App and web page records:
##########

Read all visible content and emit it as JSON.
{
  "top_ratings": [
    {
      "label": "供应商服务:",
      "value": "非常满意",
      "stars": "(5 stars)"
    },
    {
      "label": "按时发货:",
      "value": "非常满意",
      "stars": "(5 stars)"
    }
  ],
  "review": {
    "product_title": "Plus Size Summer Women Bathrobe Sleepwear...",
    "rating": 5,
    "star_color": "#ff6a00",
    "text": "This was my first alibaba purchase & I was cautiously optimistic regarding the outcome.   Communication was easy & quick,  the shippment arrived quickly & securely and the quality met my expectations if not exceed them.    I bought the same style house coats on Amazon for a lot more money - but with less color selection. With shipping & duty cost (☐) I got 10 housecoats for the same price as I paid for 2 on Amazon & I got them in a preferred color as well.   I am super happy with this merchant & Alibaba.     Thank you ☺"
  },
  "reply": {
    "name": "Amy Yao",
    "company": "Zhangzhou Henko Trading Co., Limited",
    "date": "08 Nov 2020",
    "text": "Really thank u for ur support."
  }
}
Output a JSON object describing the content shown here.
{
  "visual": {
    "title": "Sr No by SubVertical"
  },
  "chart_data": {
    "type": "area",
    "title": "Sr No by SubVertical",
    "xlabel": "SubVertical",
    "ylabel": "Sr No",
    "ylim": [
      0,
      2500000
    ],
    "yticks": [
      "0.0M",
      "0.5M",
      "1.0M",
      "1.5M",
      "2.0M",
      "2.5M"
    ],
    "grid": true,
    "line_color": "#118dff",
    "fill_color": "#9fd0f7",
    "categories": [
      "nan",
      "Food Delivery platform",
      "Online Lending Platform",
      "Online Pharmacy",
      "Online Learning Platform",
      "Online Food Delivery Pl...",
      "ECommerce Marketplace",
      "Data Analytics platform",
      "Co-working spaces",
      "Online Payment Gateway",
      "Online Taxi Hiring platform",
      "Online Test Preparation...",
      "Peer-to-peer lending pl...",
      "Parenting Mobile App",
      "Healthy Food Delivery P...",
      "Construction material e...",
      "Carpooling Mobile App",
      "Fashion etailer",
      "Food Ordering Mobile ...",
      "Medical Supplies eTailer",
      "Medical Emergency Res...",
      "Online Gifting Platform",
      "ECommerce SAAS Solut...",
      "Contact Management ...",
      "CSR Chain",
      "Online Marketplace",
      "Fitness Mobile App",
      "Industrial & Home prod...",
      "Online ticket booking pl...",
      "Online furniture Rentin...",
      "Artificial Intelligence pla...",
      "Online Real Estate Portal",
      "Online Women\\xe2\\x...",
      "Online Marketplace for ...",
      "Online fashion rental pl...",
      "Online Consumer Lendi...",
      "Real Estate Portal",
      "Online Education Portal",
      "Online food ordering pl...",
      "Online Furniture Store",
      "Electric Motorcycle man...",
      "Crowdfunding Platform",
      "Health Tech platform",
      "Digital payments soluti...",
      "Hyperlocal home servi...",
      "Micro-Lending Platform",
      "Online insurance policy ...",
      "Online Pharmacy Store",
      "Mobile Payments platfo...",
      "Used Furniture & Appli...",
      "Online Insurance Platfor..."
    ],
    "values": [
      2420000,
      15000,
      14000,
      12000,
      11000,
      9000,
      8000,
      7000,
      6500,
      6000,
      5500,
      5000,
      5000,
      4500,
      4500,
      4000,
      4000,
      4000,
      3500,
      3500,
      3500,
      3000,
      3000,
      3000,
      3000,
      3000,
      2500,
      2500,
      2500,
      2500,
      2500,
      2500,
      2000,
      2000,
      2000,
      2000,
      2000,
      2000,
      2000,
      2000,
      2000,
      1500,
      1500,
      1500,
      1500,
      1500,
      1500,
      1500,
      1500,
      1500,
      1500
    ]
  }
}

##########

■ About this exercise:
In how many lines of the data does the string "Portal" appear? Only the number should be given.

■ Solution to this problem:
3